Problem: The expected output is a copy of every line in the records with the string "Certification".

Exercise data:
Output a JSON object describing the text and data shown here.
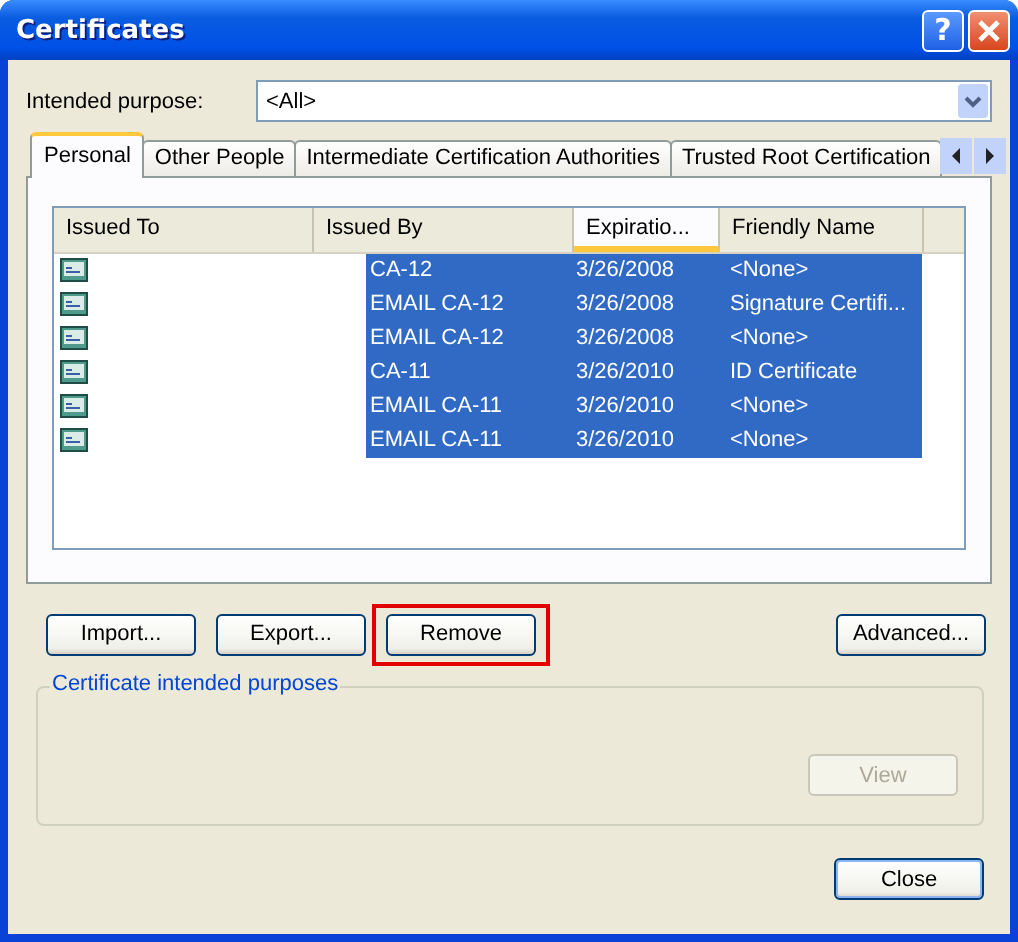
{
  "window": {
    "title": "Certificates"
  },
  "title_buttons": [
    {
      "kind": "help",
      "label": "?"
    },
    {
      "kind": "close"
    }
  ],
  "intended_purpose": {
    "label": "Intended purpose:",
    "value": "<All>"
  },
  "tabs": [
    {
      "label": "Personal",
      "selected": true
    },
    {
      "label": "Other People",
      "selected": false
    },
    {
      "label": "Intermediate Certification Authorities",
      "selected": false
    },
    {
      "label": "Trusted Root Certification",
      "selected": false
    }
  ],
  "table": {
    "columns": [
      {
        "label": "Issued To",
        "sorted": false
      },
      {
        "label": "Issued By",
        "sorted": false
      },
      {
        "label": "Expiratio...",
        "sorted": true
      },
      {
        "label": "Friendly Name",
        "sorted": false
      }
    ],
    "rows": [
      {
        "issued_by": "CA-12",
        "expiration": "3/26/2008",
        "friendly_name": "<None>",
        "selected": true
      },
      {
        "issued_by": "EMAIL CA-12",
        "expiration": "3/26/2008",
        "friendly_name": "Signature Certifi...",
        "selected": true
      },
      {
        "issued_by": "EMAIL CA-12",
        "expiration": "3/26/2008",
        "friendly_name": "<None>",
        "selected": true
      },
      {
        "issued_by": "CA-11",
        "expiration": "3/26/2010",
        "friendly_name": "ID Certificate",
        "selected": true
      },
      {
        "issued_by": "EMAIL CA-11",
        "expiration": "3/26/2010",
        "friendly_name": "<None>",
        "selected": true
      },
      {
        "issued_by": "EMAIL CA-11",
        "expiration": "3/26/2010",
        "friendly_name": "<None>",
        "selected": true
      }
    ]
  },
  "action_buttons": [
    {
      "label": "Import..."
    },
    {
      "label": "Export..."
    },
    {
      "label": "Remove",
      "highlighted": true
    }
  ],
  "advanced_button": {
    "label": "Advanced..."
  },
  "purposes_group": {
    "title": "Certificate intended purposes",
    "view_button": {
      "label": "View",
      "disabled": true
    }
  },
  "close_button": {
    "label": "Close"
  }
}
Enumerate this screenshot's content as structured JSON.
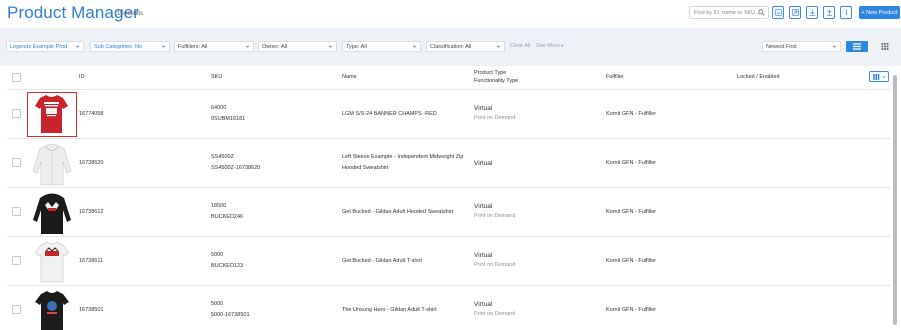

Result of the exercise:
      "label": "Intermediate Certification Authorities",
      "label": "Trusted Root Certification",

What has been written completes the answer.